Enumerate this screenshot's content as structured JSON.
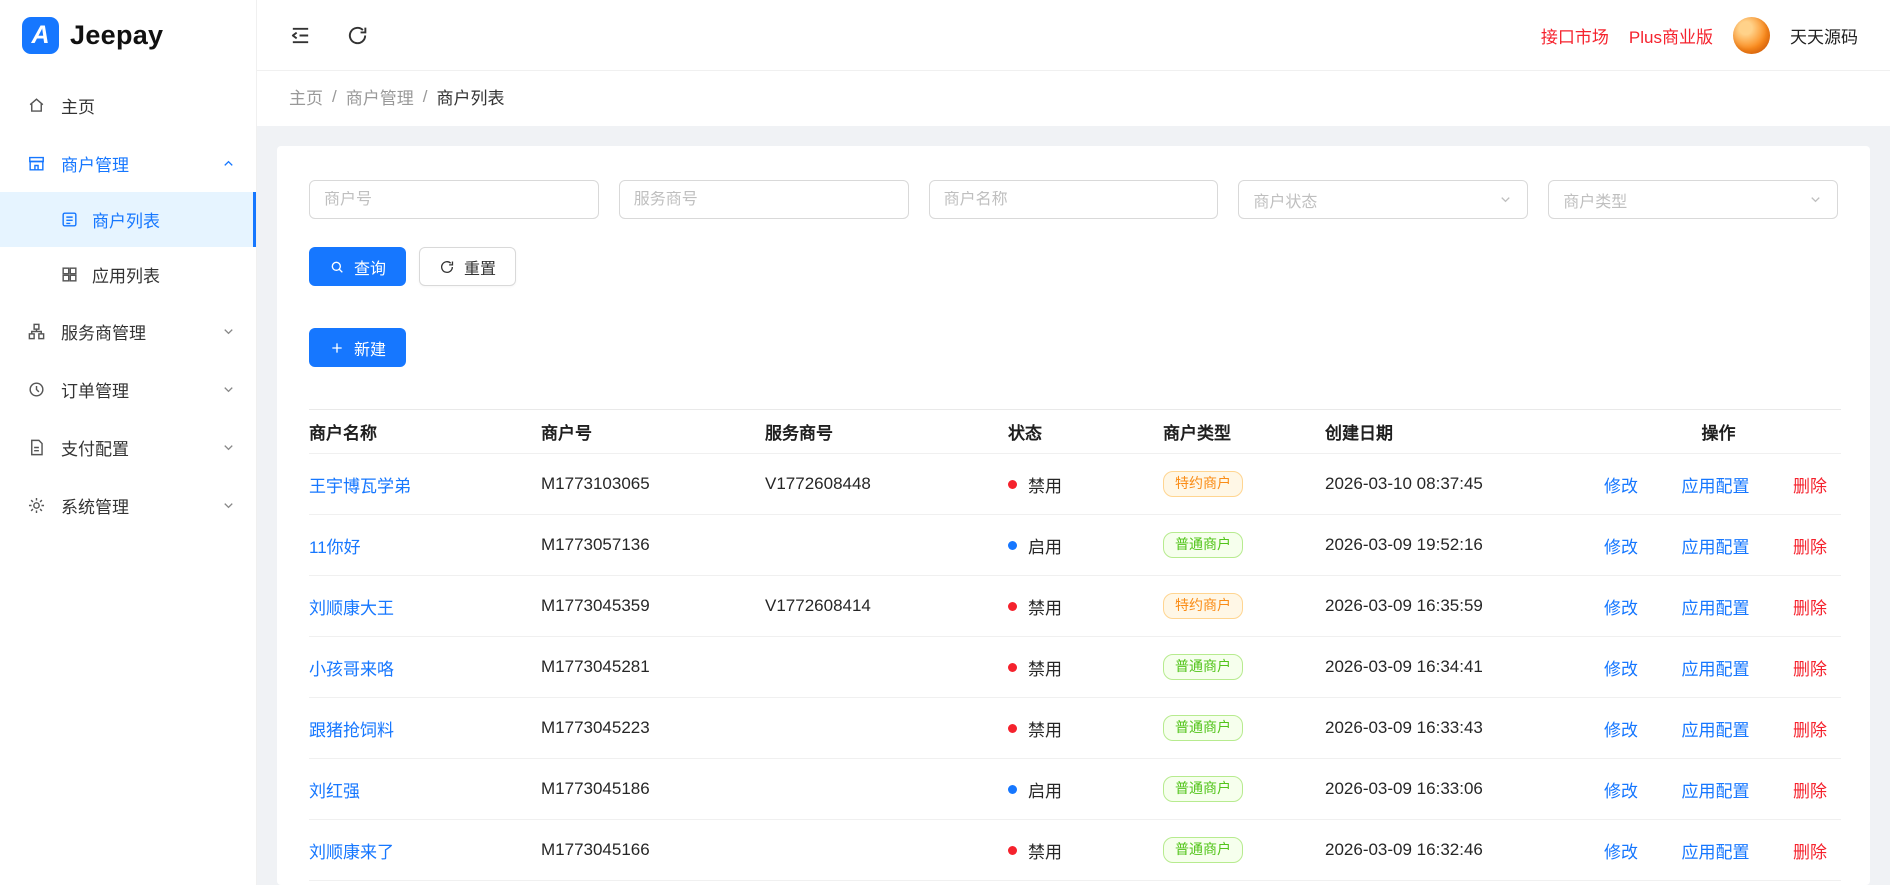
{
  "brand": {
    "logo_letter": "A",
    "name": "Jeepay"
  },
  "topbar": {
    "market_link": "接口市场",
    "plus_link": "Plus商业版",
    "username": "天天源码"
  },
  "breadcrumb": {
    "separator": "/",
    "items": [
      {
        "label": "主页"
      },
      {
        "label": "商户管理"
      },
      {
        "label": "商户列表"
      }
    ]
  },
  "sidebar": {
    "items": [
      {
        "label": "主页",
        "icon": "home-icon"
      },
      {
        "label": "商户管理",
        "icon": "shop-icon",
        "expanded": true,
        "children": [
          {
            "label": "商户列表",
            "icon": "list-icon",
            "active": true
          },
          {
            "label": "应用列表",
            "icon": "apps-icon"
          }
        ]
      },
      {
        "label": "服务商管理",
        "icon": "cluster-icon"
      },
      {
        "label": "订单管理",
        "icon": "order-icon"
      },
      {
        "label": "支付配置",
        "icon": "pay-icon"
      },
      {
        "label": "系统管理",
        "icon": "gear-icon"
      }
    ]
  },
  "filters": {
    "merchant_no": {
      "placeholder": "商户号"
    },
    "isv_no": {
      "placeholder": "服务商号"
    },
    "merchant_name": {
      "placeholder": "商户名称"
    },
    "merchant_status": {
      "placeholder": "商户状态"
    },
    "merchant_type": {
      "placeholder": "商户类型"
    },
    "search_label": "查询",
    "reset_label": "重置",
    "new_label": "新建"
  },
  "table": {
    "columns": [
      "商户名称",
      "商户号",
      "服务商号",
      "状态",
      "商户类型",
      "创建日期",
      "操作"
    ],
    "actions": [
      {
        "label": "修改",
        "name": "edit",
        "danger": false
      },
      {
        "label": "应用配置",
        "name": "app-config",
        "danger": false
      },
      {
        "label": "删除",
        "name": "delete",
        "danger": true
      }
    ],
    "rows": [
      {
        "name": "王宇博瓦学弟",
        "merchant_no": "M1773103065",
        "isv_no": "V1772608448",
        "status": "禁用",
        "enabled": false,
        "type": "特约商户",
        "type_tag": "orange",
        "created": "2026-03-10 08:37:45"
      },
      {
        "name": "11你好",
        "merchant_no": "M1773057136",
        "isv_no": "",
        "status": "启用",
        "enabled": true,
        "type": "普通商户",
        "type_tag": "green",
        "created": "2026-03-09 19:52:16"
      },
      {
        "name": "刘顺康大王",
        "merchant_no": "M1773045359",
        "isv_no": "V1772608414",
        "status": "禁用",
        "enabled": false,
        "type": "特约商户",
        "type_tag": "orange",
        "created": "2026-03-09 16:35:59"
      },
      {
        "name": "小孩哥来咯",
        "merchant_no": "M1773045281",
        "isv_no": "",
        "status": "禁用",
        "enabled": false,
        "type": "普通商户",
        "type_tag": "green",
        "created": "2026-03-09 16:34:41"
      },
      {
        "name": "跟猪抢饲料",
        "merchant_no": "M1773045223",
        "isv_no": "",
        "status": "禁用",
        "enabled": false,
        "type": "普通商户",
        "type_tag": "green",
        "created": "2026-03-09 16:33:43"
      },
      {
        "name": "刘红强",
        "merchant_no": "M1773045186",
        "isv_no": "",
        "status": "启用",
        "enabled": true,
        "type": "普通商户",
        "type_tag": "green",
        "created": "2026-03-09 16:33:06"
      },
      {
        "name": "刘顺康来了",
        "merchant_no": "M1773045166",
        "isv_no": "",
        "status": "禁用",
        "enabled": false,
        "type": "普通商户",
        "type_tag": "green",
        "created": "2026-03-09 16:32:46"
      }
    ]
  },
  "colors": {
    "primary": "#1677ff",
    "danger": "#f5222d",
    "tag_orange": "#fa8c16",
    "tag_green": "#52c41a",
    "sidebar_active_bg": "#e6f4ff",
    "page_bg": "#f0f2f5"
  }
}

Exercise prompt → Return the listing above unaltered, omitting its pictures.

Solution below →
Enumerate this screenshot's content as structured JSON.
{
  "brand": {
    "logo_letter": "A",
    "name": "Jeepay"
  },
  "topbar": {
    "market_link": "接口市场",
    "plus_link": "Plus商业版",
    "username": "天天源码"
  },
  "breadcrumb": {
    "separator": "/",
    "items": [
      {
        "label": "主页"
      },
      {
        "label": "商户管理"
      },
      {
        "label": "商户列表"
      }
    ]
  },
  "sidebar": {
    "items": [
      {
        "label": "主页",
        "icon": "home-icon"
      },
      {
        "label": "商户管理",
        "icon": "shop-icon",
        "expanded": true,
        "children": [
          {
            "label": "商户列表",
            "icon": "list-icon",
            "active": true
          },
          {
            "label": "应用列表",
            "icon": "apps-icon"
          }
        ]
      },
      {
        "label": "服务商管理",
        "icon": "cluster-icon"
      },
      {
        "label": "订单管理",
        "icon": "order-icon"
      },
      {
        "label": "支付配置",
        "icon": "pay-icon"
      },
      {
        "label": "系统管理",
        "icon": "gear-icon"
      }
    ]
  },
  "filters": {
    "merchant_no": {
      "placeholder": "商户号"
    },
    "isv_no": {
      "placeholder": "服务商号"
    },
    "merchant_name": {
      "placeholder": "商户名称"
    },
    "merchant_status": {
      "placeholder": "商户状态"
    },
    "merchant_type": {
      "placeholder": "商户类型"
    },
    "search_label": "查询",
    "reset_label": "重置",
    "new_label": "新建"
  },
  "table": {
    "columns": [
      "商户名称",
      "商户号",
      "服务商号",
      "状态",
      "商户类型",
      "创建日期",
      "操作"
    ],
    "actions": [
      {
        "label": "修改",
        "name": "edit",
        "danger": false
      },
      {
        "label": "应用配置",
        "name": "app-config",
        "danger": false
      },
      {
        "label": "删除",
        "name": "delete",
        "danger": true
      }
    ],
    "rows": [
      {
        "name": "王宇博瓦学弟",
        "merchant_no": "M1773103065",
        "isv_no": "V1772608448",
        "status": "禁用",
        "enabled": false,
        "type": "特约商户",
        "type_tag": "orange",
        "created": "2026-03-10 08:37:45"
      },
      {
        "name": "11你好",
        "merchant_no": "M1773057136",
        "isv_no": "",
        "status": "启用",
        "enabled": true,
        "type": "普通商户",
        "type_tag": "green",
        "created": "2026-03-09 19:52:16"
      },
      {
        "name": "刘顺康大王",
        "merchant_no": "M1773045359",
        "isv_no": "V1772608414",
        "status": "禁用",
        "enabled": false,
        "type": "特约商户",
        "type_tag": "orange",
        "created": "2026-03-09 16:35:59"
      },
      {
        "name": "小孩哥来咯",
        "merchant_no": "M1773045281",
        "isv_no": "",
        "status": "禁用",
        "enabled": false,
        "type": "普通商户",
        "type_tag": "green",
        "created": "2026-03-09 16:34:41"
      },
      {
        "name": "跟猪抢饲料",
        "merchant_no": "M1773045223",
        "isv_no": "",
        "status": "禁用",
        "enabled": false,
        "type": "普通商户",
        "type_tag": "green",
        "created": "2026-03-09 16:33:43"
      },
      {
        "name": "刘红强",
        "merchant_no": "M1773045186",
        "isv_no": "",
        "status": "启用",
        "enabled": true,
        "type": "普通商户",
        "type_tag": "green",
        "created": "2026-03-09 16:33:06"
      },
      {
        "name": "刘顺康来了",
        "merchant_no": "M1773045166",
        "isv_no": "",
        "status": "禁用",
        "enabled": false,
        "type": "普通商户",
        "type_tag": "green",
        "created": "2026-03-09 16:32:46"
      }
    ]
  },
  "colors": {
    "primary": "#1677ff",
    "danger": "#f5222d",
    "tag_orange": "#fa8c16",
    "tag_green": "#52c41a",
    "sidebar_active_bg": "#e6f4ff",
    "page_bg": "#f0f2f5"
  }
}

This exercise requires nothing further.